National Jobs Report
Real time jobs report data summary. Figures are based on the latest data provided by the Bureau of Labor Statistics (BLS.gov). All jobs numbers are for non-farm employment.
The unemployment rate fell to 6.3 percent from 6.7 percent in December, but that decline was driven by more than 400,000 people who left the workforce instead of getting jobs. U.S. employers added 49,000 jobs in January. We now have more than 9.8 million fewer jobs than the U.S. did in February 2020, recovering less than half of what was lost during the early days of the pandemic. At the current rate of growth in January, it would take more than 16 years to regain all of those jobs.
Though the employment picture remains challenging, 2021 marked a return to gains after a one-month lull in December that saw the first negative number since the recovery began in May. Vaccines have provided hope that the U.S. economy can be running at full speed in the second half of the year, though the months immediately ahead are likely to remain challenging.

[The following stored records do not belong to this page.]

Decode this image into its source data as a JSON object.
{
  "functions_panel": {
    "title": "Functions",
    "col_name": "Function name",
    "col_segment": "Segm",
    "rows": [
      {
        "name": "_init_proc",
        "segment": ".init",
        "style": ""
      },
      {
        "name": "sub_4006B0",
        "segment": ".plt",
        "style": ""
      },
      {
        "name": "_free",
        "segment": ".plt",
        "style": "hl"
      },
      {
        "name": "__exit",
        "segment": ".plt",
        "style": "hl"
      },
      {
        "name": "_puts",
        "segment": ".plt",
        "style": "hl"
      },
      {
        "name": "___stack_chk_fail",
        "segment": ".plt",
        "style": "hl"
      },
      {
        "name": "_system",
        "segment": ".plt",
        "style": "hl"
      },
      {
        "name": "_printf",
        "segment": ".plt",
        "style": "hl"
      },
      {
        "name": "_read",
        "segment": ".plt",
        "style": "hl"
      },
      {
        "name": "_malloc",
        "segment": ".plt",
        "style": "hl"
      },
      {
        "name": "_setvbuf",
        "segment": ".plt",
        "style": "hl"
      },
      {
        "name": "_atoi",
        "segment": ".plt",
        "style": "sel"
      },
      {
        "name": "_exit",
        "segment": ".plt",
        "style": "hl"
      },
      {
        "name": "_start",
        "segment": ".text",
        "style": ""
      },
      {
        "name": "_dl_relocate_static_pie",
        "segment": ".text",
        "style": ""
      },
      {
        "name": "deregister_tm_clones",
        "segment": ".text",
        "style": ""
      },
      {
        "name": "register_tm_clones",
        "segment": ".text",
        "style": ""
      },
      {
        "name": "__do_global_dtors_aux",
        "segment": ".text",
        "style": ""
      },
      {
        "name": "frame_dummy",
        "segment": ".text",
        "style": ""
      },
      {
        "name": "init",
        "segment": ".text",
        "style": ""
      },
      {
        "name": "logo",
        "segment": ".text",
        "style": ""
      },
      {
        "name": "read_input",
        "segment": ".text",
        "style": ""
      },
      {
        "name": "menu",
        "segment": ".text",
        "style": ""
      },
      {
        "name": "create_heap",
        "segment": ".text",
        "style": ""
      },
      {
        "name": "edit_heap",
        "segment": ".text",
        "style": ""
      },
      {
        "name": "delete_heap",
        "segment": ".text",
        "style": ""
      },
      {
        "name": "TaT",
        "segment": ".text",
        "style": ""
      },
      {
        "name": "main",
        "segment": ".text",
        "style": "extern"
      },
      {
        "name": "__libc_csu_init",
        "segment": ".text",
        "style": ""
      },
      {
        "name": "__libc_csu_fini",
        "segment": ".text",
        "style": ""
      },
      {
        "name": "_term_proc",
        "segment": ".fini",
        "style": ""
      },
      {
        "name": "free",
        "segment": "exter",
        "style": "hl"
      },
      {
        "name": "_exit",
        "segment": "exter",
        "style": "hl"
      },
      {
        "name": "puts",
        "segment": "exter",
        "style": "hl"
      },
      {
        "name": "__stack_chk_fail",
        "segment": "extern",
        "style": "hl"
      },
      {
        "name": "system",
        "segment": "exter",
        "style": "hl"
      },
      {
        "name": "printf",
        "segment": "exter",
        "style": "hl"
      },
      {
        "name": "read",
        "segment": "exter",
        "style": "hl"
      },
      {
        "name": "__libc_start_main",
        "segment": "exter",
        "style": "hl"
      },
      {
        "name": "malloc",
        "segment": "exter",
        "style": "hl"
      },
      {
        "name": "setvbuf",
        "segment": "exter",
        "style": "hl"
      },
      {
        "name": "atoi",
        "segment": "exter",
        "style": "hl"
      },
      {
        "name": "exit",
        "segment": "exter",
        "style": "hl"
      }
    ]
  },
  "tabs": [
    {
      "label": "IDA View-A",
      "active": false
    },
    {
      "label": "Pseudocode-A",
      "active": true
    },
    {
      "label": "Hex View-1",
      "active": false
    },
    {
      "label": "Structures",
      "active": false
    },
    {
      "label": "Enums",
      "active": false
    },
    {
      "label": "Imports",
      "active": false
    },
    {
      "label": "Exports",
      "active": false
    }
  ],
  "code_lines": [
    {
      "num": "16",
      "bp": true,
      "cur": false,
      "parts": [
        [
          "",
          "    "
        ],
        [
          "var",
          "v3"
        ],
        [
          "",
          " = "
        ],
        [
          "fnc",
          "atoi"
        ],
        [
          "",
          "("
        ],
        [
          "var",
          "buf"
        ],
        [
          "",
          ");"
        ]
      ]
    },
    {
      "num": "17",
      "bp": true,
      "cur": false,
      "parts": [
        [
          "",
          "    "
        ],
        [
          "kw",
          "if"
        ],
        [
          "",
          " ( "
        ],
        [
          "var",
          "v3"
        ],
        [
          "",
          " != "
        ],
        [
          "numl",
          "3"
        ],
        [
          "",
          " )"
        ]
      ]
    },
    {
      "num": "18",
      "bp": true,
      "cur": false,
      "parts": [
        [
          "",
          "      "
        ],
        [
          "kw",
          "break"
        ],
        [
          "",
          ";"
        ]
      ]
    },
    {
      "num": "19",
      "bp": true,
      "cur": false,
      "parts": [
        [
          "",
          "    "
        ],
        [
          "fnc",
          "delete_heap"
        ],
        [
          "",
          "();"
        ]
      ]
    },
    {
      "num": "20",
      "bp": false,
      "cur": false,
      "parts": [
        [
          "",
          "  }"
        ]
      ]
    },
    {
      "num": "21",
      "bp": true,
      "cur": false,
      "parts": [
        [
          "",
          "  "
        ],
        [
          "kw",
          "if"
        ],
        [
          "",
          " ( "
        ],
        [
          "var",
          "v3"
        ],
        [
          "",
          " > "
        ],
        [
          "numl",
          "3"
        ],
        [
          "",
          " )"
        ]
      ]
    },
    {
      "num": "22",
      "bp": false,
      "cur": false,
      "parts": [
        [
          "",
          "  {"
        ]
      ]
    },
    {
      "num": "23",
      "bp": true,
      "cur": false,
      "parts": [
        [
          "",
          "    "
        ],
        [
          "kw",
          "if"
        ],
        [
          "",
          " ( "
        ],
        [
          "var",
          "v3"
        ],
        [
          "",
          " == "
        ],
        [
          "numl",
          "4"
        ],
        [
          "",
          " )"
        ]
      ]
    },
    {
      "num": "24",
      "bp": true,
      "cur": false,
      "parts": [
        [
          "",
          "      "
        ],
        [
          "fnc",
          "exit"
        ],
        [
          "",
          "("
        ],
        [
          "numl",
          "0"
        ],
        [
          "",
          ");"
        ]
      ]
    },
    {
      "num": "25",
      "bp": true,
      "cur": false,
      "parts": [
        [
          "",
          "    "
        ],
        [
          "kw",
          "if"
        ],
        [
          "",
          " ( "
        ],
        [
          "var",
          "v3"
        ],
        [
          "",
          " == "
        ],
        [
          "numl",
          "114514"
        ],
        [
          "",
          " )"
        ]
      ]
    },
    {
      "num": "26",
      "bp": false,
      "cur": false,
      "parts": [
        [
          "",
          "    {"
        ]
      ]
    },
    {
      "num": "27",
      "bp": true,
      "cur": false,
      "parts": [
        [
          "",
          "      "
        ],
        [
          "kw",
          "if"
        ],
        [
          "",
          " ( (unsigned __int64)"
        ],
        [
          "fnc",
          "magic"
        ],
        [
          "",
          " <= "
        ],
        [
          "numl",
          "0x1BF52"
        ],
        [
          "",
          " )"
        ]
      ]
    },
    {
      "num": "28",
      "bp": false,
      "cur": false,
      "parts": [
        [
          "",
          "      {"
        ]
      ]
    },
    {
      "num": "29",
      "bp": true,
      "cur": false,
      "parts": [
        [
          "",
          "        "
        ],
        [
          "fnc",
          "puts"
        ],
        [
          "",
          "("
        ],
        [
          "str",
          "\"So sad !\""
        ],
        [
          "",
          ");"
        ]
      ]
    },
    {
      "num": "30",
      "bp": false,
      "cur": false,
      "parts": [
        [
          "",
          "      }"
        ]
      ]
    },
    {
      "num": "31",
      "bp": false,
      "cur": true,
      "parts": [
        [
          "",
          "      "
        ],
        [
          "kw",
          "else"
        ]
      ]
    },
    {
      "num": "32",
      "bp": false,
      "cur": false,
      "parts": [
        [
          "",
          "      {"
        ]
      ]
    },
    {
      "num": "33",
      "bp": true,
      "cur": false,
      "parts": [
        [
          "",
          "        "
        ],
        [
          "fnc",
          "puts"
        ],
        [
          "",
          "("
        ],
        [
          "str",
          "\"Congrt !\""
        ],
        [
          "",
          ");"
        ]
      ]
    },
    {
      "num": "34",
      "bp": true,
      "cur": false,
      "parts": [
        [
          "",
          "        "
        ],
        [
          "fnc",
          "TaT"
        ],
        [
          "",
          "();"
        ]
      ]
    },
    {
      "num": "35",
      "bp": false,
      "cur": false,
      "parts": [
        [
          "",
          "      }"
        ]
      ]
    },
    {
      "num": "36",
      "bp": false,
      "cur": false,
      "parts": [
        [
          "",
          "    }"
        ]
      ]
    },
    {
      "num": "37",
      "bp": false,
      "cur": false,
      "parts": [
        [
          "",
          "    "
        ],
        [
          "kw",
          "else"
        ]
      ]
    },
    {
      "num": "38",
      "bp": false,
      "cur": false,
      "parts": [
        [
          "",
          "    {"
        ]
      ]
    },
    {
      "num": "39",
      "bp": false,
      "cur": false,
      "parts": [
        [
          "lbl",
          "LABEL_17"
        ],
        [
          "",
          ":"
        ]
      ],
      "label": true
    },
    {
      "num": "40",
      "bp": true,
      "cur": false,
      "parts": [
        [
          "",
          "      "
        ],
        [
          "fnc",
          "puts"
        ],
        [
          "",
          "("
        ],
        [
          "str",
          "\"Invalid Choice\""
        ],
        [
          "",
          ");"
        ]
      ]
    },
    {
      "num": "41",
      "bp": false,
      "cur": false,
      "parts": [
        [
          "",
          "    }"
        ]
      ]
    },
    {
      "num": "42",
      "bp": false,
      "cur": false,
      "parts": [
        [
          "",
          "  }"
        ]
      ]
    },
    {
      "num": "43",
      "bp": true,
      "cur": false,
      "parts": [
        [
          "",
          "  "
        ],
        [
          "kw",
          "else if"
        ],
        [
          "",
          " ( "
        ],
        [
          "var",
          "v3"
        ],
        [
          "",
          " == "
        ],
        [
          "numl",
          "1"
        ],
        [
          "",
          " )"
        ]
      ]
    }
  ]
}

*The following chart displays the latest local job growth by sector compared to the previous month. Note that if a sector experienced losses or flat growth, it will not be displayed as part of the graphic.
BLS.gov cannot vouch for the data or analyses derived from these data after the data have been retrieved from BLS.gov. The BLS defines a sector as a subset of the domestic economy and excludes the economic activities of the following: general government, private households, and nonprofit organizations serving individuals. A sector consists of multiple industries. The BLS defines an industry as a group of establishments that produce similar products or provide similar services. Multiple industries makeup sectors.